The dilemma doesn’t end here. Several factors such as the lack of professional orientation add to the matter. Usually, Medicine, Engineering, Law, Agriculture, Science and Management faculties guide the students towards accurate professions. Degree programmes in Business Administration, Finance, Accounting, Human Resource Management have links with national and some international corporate bodies. And “Through such links, students can develop their future career plans and necessary talents”, continues Mr Ariyawansa.
Notions such as these also play a part in the attitudes of graduates who imagine that they will be handed opportunities in mid to high-level job roles once their education is completed.
It was revealed by the Presidental Committee appointed to identify problems of the University system that “Negative attitudes”, “Lack of communication skills”, and “Lack of English knowledge” also affect the unemployment issue.
Graduates usually expect a government job with a high salary and a high job rank. Pensionable jobs are also within their expectations. Deeply rooted social norms of the country further exacerbate pressure on state university students to secure high-ranking jobs.
Failing to meet such expectations cause unrest amongst the unemployed students who eventually take to the streets, protesting for jobs, and against private universities that could add to the competitiveness of the job market.
A First-Hand Experience

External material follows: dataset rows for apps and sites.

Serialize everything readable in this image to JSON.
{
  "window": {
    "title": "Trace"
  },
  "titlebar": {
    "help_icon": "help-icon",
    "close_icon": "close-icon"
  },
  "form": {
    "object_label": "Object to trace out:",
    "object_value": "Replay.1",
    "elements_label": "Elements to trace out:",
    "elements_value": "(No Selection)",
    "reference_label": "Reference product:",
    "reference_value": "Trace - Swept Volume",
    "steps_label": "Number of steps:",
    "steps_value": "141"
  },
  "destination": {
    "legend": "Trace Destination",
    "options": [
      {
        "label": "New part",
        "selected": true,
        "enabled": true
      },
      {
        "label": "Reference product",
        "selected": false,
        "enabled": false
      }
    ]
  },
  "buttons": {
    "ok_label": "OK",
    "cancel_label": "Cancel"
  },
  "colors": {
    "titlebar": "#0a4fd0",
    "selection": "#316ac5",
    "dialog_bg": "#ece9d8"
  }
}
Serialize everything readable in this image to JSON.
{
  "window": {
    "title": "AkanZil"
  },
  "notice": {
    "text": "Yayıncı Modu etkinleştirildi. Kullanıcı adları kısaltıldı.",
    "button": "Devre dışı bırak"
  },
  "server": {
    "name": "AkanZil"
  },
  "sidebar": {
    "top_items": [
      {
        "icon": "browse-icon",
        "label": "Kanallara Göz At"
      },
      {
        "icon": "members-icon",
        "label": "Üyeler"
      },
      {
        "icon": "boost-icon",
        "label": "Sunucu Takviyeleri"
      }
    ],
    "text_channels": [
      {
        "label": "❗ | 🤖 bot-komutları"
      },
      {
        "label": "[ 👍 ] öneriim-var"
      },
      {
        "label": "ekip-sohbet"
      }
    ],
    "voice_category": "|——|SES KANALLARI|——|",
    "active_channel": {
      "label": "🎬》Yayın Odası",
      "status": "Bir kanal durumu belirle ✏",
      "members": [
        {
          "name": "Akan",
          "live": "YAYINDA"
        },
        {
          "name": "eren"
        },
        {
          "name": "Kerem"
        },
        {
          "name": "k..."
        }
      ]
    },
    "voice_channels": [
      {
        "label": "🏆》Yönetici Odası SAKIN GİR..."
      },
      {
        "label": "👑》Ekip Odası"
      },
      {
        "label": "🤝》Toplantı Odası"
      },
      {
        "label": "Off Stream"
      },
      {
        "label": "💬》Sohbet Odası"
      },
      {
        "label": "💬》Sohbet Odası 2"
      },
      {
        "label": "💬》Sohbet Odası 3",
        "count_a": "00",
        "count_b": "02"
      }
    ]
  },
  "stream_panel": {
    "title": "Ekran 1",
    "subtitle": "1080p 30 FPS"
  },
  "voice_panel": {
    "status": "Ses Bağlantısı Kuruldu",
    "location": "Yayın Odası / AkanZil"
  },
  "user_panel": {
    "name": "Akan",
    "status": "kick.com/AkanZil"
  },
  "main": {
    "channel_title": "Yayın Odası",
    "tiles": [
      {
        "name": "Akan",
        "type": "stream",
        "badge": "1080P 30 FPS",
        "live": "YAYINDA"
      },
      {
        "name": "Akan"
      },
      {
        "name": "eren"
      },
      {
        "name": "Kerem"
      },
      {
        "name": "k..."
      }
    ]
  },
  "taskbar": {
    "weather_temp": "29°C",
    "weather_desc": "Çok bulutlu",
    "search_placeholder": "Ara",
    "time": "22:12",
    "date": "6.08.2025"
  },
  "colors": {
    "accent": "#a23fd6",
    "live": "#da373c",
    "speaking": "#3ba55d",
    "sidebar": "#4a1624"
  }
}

When asked if students are equipped with the knowledge needed to be employable by Dulinda Perera, young CEO of IKON, entrepreneur and undergraduate at the University of Moratuwa, he briefly says “Nope”. “While of course, the current university system attempts through multiple initiatives to increase soft skills (presentability, linguistic skills, etiquette etc.) the mentality of the majority of students are not in the current context to make the maximum use of such initiatives”, he continues.
“Many students believe that after a 3 or 4-year degree that they possess sufficient knowledge to add value to an organisation, whereas in reality, they require a lot of on-the job training”, he says while speaking on his experience on hiring graduates.
“For one reason to another, certain specific universities (through their branding and cultural positioning that has been there for a while) are branded as “THE BEST” in certain fields and graduates produced via these universities believe that it is implied that they are also, in fact, the best of the best. Contrary to popular opinion, this exists in both private and state university undergraduates”.
To conclude our interview, I ask Dulinda – in his opinion – what should ideally change in the local university curriculum to make students be better prepared for the corporate world. He replies, “the current (national) exam system is based in such a way that undergraduates learn things by memory just so that they can get a good grade on the paper and move on. This needs to change. Curriculums need to give more prominence to industry exposure, soft skill development and also help build better interpersonal skills”.
The booming private sector is a treasure trove for graduates in search of job opportunities. However, it requires employees to be self-motivated, possess leadership skills and have a good command of the English language. Be it the private field or the government sector, IT skills, analytical ability, teamwork and interpersonal relations along with a degree should be of utmost importance. If our education system is comprehensively developed and accommodates such facets, “we may likely see “corporate-ready” set of undergraduates coming through”.